*** Opening of Source information ***

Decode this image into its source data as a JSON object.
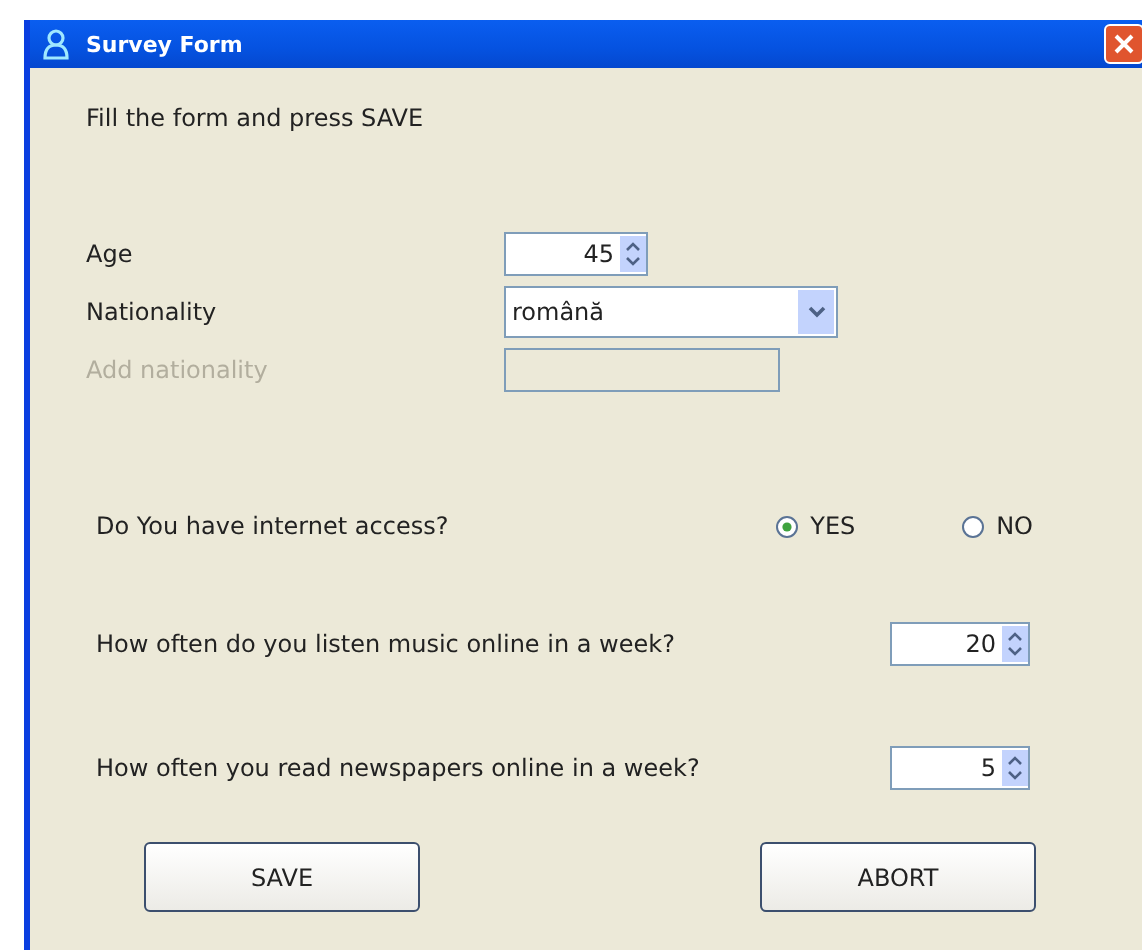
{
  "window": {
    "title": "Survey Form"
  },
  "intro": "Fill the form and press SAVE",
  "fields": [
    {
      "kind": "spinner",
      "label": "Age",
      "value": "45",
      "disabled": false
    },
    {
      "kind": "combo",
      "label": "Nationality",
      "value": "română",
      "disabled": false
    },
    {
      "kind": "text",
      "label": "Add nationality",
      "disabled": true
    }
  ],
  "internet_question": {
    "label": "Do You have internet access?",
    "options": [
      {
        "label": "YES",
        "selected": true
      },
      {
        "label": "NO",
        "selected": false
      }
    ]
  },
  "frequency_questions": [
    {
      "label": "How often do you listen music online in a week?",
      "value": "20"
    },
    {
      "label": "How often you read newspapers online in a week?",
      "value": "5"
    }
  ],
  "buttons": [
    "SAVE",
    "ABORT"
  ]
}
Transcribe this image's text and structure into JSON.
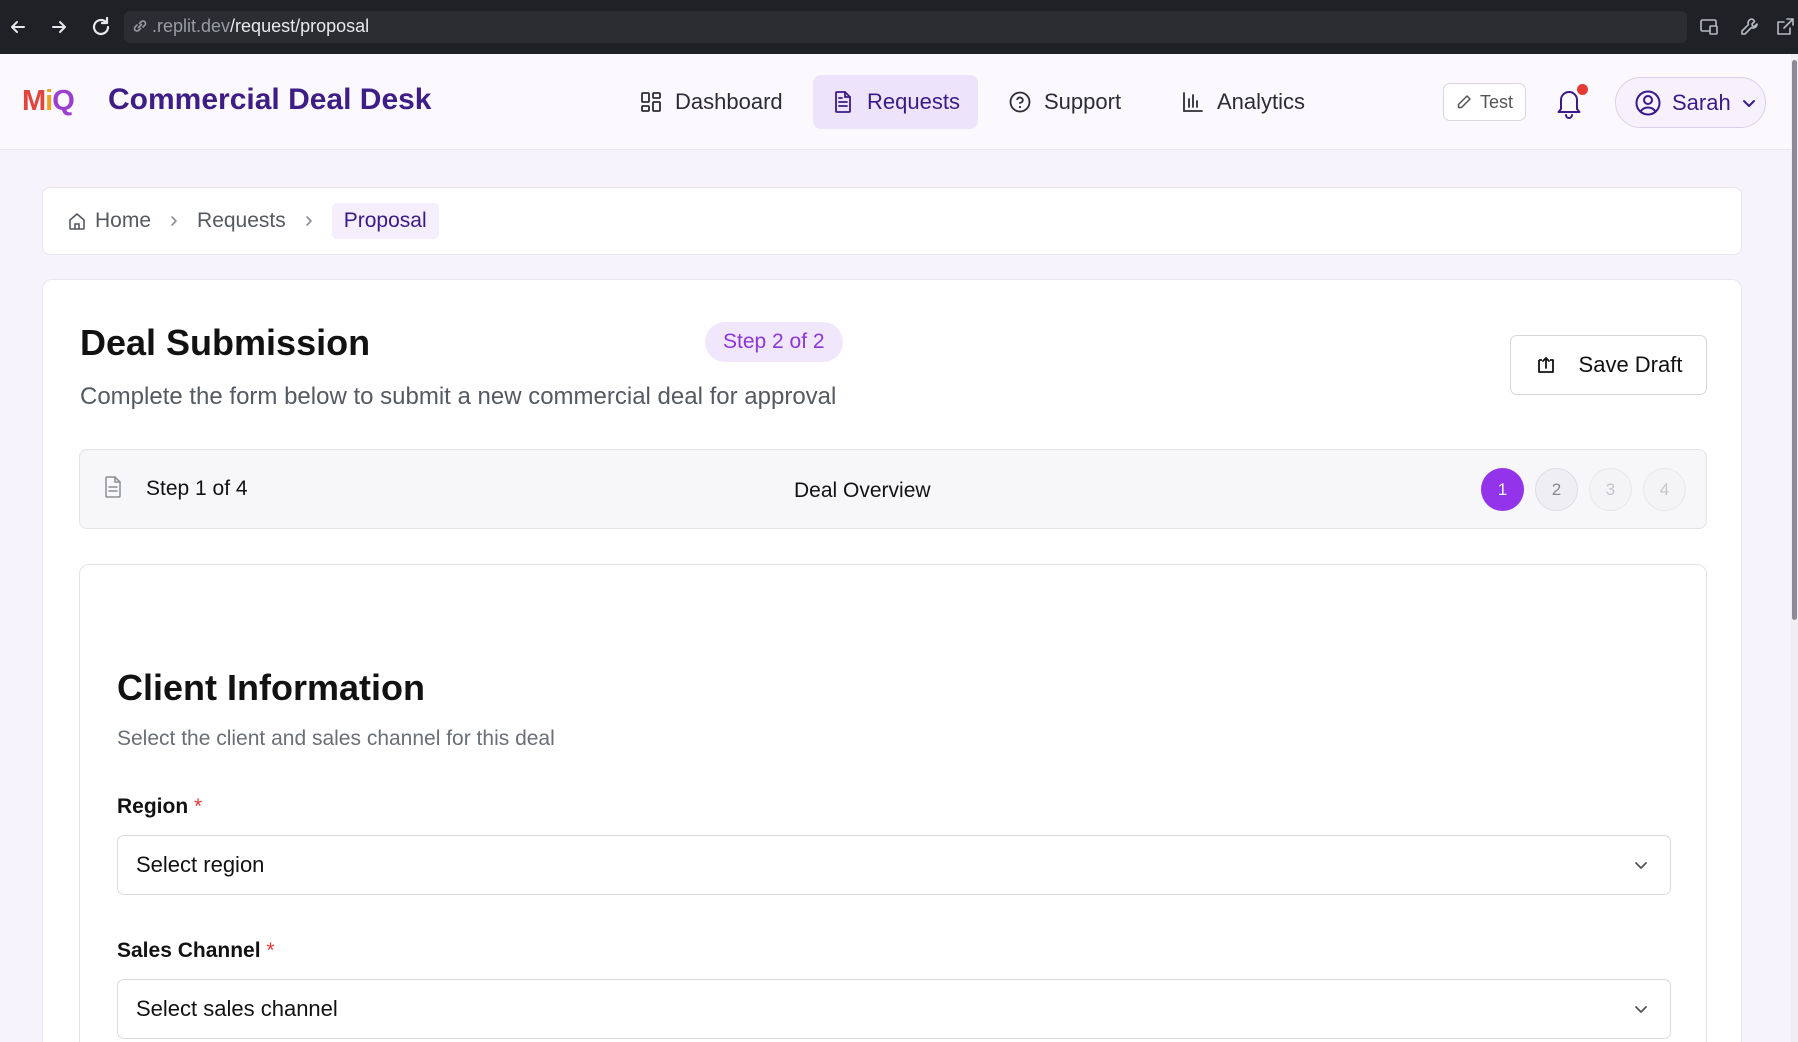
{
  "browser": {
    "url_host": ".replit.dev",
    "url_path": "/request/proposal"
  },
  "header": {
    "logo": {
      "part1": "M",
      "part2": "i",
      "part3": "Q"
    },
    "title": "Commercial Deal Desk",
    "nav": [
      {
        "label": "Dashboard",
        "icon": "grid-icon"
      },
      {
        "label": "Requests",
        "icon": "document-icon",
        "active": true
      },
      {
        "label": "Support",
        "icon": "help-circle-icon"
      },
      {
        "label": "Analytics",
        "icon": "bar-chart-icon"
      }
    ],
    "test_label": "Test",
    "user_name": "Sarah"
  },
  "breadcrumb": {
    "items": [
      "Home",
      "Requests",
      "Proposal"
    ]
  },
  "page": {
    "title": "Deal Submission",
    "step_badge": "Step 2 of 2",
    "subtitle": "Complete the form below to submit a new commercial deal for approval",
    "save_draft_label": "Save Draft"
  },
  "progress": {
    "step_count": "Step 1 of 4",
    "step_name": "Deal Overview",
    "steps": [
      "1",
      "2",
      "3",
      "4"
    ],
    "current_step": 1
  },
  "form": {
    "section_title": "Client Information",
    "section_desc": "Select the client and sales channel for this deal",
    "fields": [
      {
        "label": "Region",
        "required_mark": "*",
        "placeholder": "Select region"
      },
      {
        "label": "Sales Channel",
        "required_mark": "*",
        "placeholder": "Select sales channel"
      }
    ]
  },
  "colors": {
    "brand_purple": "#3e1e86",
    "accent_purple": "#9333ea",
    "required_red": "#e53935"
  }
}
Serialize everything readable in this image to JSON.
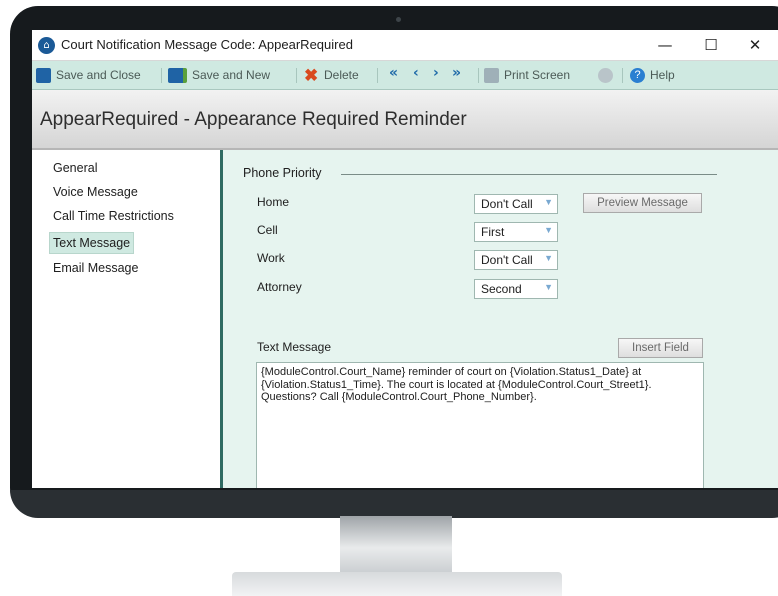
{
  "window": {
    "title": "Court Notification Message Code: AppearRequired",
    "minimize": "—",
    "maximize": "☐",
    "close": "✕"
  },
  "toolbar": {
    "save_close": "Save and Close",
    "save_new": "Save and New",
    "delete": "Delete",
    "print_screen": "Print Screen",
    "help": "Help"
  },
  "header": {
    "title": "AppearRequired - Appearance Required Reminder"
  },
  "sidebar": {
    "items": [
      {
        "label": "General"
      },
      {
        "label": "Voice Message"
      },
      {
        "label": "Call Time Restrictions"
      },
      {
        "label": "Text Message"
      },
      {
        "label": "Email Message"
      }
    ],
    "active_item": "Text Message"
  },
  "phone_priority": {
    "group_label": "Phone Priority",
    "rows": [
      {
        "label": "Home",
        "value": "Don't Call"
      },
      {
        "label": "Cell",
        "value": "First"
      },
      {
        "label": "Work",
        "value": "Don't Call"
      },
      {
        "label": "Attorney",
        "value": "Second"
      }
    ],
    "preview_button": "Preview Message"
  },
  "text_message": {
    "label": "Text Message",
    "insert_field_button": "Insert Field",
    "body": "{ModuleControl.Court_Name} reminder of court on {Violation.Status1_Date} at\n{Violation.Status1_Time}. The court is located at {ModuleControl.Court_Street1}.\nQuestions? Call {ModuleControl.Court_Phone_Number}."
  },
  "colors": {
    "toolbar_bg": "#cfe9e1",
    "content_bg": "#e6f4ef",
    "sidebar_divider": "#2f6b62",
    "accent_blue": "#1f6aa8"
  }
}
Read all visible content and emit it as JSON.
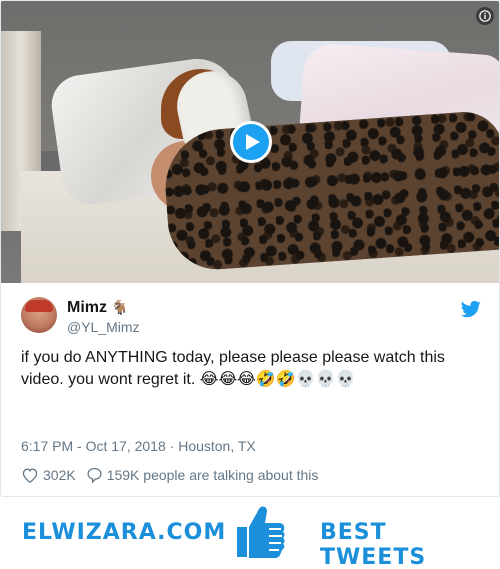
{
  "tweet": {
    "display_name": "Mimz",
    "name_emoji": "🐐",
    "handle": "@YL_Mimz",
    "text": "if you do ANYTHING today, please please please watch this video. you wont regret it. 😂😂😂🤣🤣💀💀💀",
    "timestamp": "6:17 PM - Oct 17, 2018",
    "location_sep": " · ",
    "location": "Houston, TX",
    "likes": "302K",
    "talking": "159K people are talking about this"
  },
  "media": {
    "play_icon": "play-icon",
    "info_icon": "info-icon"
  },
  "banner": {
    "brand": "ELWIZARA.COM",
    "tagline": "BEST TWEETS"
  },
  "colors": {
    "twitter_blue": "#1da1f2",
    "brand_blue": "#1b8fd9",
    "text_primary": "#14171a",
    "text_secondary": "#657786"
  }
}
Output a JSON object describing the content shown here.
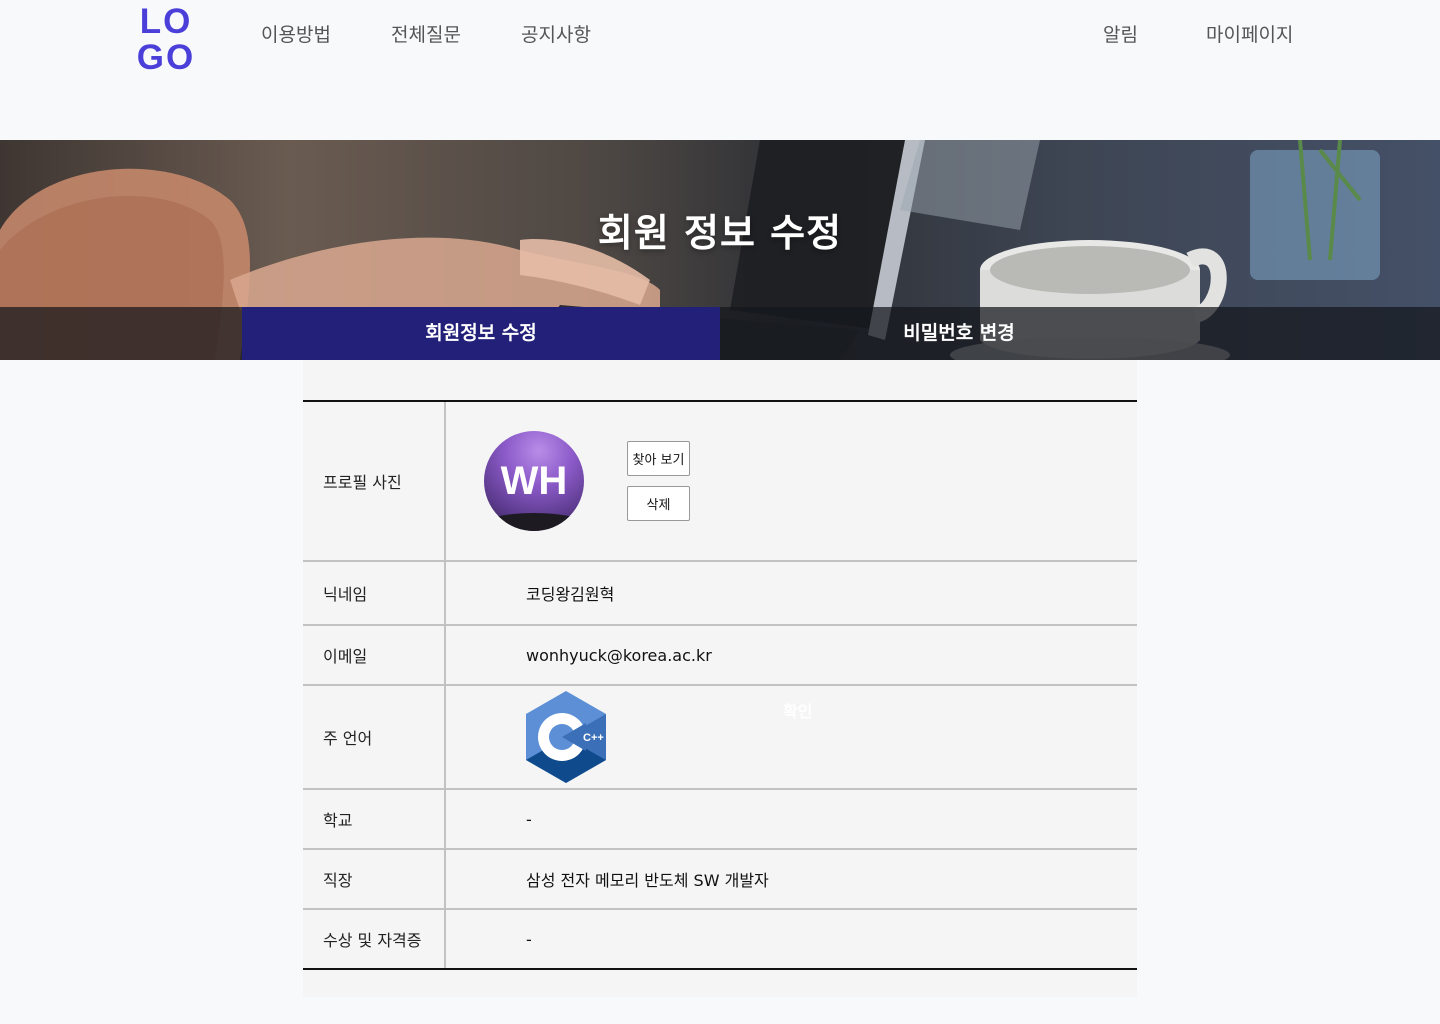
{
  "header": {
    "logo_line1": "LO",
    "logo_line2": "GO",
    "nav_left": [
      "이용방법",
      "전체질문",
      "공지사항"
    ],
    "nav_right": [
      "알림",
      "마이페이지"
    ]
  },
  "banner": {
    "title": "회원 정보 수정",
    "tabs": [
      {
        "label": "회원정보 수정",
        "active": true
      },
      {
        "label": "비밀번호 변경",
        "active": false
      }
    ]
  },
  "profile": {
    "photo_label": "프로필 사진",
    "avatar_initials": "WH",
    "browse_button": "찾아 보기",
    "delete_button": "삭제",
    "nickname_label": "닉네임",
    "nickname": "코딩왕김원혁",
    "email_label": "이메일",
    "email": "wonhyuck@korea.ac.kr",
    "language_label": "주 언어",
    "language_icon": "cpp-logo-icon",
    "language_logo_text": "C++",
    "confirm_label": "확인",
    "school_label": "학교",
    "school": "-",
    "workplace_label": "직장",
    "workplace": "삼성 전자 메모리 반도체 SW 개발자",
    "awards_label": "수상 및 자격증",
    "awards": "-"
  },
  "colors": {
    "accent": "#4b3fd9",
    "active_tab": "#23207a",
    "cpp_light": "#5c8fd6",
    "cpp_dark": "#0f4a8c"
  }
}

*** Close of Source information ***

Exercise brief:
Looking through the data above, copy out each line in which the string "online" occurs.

Task response:
      "label": "How often do you listen music online in a week?",
      "label": "How often you read newspapers online in a week?",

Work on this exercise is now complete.